The 5-Second Rule
Q. You know the five-second rule for dropped food? Is it really safe if you pick it up in time?
A. “The five-second rule probably should become the zero-second rule,” said Dr. Roy M. Gulick, chief of the division of infectious diseases at Weill Cornell Medical College. “Eating dropped food poses a risk for ingestion of bacteria and subsequent gastrointestinal disease, and the time the food sits on the floor does not change the risk.”
In general, if there are bacteria on the floor, they will cling to the food nearly immediately on contact, Dr. Gulick said. Factors that influence the risk and the rate of bacterial transfer include the type of floor; the type of food; the type of bacteria; and how long the bacteria have been on the floor.
In a study published in 2006 in The Journal of Applied Microbiology, Clemson University researchers tested salmonella placed on wood, tile or carpet, and dropped bologna on the surfaces for 5, 30 or 60 seconds. With both wood and tile, more than 99 percent of the bacteria were transferred nearly immediately, and there was no difference by the time of contact.

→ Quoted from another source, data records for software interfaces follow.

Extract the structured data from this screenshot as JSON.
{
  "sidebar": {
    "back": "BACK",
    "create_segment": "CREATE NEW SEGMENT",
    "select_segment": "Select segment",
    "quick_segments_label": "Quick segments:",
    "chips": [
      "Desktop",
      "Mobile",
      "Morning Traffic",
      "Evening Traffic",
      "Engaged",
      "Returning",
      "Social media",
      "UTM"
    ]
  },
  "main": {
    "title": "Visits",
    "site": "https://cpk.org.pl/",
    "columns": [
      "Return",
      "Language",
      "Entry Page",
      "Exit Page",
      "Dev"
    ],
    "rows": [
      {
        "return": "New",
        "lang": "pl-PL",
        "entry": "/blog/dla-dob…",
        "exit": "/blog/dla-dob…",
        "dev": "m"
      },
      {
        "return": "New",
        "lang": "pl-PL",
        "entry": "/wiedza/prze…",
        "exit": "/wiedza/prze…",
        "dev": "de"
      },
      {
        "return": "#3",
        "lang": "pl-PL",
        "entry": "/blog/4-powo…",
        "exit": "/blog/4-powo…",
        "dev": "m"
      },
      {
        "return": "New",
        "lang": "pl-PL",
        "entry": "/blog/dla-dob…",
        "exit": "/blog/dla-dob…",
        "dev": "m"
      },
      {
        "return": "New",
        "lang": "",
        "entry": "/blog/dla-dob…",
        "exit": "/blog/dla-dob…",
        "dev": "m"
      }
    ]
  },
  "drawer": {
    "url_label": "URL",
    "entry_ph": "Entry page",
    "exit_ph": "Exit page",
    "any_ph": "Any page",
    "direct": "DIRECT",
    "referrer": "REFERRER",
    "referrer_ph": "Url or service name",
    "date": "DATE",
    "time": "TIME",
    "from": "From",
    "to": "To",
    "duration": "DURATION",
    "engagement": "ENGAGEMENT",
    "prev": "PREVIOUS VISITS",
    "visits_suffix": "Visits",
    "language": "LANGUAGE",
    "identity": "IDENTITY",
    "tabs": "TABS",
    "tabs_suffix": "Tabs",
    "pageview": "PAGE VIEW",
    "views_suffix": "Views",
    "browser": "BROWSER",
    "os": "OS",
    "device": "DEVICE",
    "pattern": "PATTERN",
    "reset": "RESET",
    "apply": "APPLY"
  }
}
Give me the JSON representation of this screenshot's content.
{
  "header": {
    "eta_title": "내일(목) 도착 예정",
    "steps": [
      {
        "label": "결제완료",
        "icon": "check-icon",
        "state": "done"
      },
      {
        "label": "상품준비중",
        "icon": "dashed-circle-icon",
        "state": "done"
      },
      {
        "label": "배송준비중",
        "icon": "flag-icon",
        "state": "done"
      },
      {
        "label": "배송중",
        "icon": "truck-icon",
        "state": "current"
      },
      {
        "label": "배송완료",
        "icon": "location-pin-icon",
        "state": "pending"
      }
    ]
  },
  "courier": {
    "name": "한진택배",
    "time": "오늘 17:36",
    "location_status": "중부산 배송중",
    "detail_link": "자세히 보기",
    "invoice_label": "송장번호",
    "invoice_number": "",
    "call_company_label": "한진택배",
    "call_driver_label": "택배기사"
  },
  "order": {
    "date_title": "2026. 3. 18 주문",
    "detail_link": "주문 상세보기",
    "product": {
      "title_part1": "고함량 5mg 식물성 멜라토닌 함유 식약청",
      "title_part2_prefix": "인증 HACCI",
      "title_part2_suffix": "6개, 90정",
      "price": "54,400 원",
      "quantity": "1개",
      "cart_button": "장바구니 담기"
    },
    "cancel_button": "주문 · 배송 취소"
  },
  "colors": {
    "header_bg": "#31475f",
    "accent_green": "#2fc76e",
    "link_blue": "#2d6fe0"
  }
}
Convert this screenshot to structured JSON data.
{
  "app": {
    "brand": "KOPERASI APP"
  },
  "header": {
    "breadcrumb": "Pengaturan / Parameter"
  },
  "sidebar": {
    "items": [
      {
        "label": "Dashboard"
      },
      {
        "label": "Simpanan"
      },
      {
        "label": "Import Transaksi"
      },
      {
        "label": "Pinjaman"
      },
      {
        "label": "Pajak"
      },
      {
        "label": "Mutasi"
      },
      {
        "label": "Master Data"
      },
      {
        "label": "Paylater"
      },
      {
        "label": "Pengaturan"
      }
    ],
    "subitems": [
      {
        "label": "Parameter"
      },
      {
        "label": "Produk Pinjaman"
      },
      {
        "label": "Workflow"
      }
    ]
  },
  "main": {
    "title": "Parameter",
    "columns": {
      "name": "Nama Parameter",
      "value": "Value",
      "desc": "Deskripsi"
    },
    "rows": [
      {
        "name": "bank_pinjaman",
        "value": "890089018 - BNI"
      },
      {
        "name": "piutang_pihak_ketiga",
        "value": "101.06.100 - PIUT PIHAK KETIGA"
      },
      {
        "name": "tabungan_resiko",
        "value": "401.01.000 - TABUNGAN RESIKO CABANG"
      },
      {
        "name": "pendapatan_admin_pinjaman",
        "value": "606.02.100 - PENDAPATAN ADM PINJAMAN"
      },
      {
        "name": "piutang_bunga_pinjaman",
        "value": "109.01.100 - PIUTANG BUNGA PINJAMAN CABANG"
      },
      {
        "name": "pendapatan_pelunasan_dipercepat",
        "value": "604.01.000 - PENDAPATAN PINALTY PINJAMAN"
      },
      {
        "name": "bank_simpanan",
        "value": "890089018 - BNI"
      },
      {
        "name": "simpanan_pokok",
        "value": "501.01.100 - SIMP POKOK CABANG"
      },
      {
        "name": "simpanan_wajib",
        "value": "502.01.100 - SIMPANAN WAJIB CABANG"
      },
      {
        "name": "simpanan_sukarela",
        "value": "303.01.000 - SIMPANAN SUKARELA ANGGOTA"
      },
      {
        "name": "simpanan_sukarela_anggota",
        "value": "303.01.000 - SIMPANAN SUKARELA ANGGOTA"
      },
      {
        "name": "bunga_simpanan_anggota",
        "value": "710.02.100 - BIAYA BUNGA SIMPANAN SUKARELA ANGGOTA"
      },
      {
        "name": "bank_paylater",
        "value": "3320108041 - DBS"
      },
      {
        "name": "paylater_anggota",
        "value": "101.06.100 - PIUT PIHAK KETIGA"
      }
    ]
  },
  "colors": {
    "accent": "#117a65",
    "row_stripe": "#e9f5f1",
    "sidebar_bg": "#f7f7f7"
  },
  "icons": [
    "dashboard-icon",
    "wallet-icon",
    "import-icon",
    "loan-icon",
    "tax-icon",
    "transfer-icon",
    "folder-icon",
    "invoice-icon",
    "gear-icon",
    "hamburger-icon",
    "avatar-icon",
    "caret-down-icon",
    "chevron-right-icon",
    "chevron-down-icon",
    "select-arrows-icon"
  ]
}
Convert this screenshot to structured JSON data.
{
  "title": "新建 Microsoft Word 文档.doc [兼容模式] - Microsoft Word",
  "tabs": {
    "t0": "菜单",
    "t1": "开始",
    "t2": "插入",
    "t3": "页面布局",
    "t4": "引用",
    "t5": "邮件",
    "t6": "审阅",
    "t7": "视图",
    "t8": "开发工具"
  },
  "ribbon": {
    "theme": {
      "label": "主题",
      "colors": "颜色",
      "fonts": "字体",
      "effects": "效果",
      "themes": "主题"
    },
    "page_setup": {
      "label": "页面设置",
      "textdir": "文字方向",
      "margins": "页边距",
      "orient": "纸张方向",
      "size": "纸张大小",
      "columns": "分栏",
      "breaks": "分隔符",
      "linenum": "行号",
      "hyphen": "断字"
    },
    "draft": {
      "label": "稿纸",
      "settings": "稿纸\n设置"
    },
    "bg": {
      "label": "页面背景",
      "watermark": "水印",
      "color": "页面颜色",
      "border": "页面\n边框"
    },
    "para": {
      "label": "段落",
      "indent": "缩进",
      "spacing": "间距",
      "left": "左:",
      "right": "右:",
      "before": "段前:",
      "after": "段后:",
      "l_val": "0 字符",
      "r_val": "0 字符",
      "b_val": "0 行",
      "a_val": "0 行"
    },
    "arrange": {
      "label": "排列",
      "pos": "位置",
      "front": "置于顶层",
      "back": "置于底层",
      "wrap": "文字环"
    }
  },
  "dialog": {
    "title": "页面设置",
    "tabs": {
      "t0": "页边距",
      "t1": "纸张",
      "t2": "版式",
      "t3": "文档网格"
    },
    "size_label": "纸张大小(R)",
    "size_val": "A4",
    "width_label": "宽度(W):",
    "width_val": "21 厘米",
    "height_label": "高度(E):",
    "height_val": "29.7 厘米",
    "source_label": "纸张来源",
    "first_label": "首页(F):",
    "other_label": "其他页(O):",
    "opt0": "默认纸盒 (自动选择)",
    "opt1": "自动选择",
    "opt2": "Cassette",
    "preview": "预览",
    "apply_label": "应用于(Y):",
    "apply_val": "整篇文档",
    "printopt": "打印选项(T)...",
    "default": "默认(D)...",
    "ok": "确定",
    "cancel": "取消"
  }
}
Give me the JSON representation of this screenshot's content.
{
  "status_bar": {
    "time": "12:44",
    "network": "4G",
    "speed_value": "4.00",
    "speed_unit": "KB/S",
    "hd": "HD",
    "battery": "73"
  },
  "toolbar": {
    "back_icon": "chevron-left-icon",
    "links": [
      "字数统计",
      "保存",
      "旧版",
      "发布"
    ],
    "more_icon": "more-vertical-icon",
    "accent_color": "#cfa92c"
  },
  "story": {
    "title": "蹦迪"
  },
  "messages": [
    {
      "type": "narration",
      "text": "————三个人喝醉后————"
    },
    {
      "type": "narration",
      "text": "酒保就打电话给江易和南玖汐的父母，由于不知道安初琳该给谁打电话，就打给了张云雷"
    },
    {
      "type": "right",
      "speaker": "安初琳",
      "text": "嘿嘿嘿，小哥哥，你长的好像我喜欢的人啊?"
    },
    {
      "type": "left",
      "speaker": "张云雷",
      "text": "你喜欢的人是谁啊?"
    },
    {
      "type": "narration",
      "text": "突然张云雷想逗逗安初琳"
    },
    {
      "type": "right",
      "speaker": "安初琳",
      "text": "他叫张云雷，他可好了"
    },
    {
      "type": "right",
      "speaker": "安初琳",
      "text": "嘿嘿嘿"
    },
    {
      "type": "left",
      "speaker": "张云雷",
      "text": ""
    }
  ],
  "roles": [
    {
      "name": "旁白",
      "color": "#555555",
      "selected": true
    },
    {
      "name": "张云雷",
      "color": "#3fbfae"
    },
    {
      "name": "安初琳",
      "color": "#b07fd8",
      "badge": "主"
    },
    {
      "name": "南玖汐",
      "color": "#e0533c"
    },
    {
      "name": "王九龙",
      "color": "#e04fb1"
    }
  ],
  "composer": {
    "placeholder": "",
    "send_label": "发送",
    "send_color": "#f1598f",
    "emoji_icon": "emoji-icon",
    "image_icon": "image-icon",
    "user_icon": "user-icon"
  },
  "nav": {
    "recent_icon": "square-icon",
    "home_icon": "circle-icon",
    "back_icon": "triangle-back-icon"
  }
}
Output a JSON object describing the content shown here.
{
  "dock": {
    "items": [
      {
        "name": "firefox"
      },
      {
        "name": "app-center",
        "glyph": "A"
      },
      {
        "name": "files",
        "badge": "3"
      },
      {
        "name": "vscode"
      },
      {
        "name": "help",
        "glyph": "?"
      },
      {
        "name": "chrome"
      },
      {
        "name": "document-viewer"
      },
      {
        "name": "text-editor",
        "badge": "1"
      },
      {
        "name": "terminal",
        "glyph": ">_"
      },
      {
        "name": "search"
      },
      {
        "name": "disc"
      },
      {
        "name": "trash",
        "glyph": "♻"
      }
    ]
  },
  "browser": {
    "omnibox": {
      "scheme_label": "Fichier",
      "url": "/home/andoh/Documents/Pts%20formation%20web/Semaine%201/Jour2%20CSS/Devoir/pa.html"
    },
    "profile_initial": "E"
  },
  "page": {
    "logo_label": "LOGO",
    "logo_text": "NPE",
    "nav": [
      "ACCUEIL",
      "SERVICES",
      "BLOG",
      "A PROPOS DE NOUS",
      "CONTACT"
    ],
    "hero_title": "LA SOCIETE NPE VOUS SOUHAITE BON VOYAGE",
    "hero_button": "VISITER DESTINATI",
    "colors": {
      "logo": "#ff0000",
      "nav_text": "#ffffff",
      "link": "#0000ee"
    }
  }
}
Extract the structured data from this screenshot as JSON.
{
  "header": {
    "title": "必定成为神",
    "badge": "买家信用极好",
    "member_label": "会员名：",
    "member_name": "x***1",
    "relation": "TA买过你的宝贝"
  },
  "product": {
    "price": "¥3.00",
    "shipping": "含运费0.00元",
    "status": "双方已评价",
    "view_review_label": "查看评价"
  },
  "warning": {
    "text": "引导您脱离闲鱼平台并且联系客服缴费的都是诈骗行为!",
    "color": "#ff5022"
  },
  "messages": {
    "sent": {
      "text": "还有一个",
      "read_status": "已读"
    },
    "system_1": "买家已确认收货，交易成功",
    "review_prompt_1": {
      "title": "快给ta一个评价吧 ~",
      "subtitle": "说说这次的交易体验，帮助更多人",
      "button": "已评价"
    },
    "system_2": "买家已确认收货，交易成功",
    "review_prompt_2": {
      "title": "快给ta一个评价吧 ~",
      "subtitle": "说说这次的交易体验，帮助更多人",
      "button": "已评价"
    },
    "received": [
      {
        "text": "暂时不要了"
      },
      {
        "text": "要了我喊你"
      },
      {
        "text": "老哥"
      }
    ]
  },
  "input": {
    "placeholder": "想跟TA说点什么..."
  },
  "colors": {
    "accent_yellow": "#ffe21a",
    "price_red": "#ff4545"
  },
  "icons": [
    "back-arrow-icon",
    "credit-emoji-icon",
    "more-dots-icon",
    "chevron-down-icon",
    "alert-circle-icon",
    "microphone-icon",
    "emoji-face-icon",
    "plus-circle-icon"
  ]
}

Carpet transferred a smaller number of bacteria, again with no difference by contact time. The amount transferred decreased over hours, but there were still thousands of the bacteria per square centimeter on the surfaces after 24 hours, and hundreds survived on the surfaces for as long as four weeks. As few as 10 salmonella bacteria can cause gastroenteritis.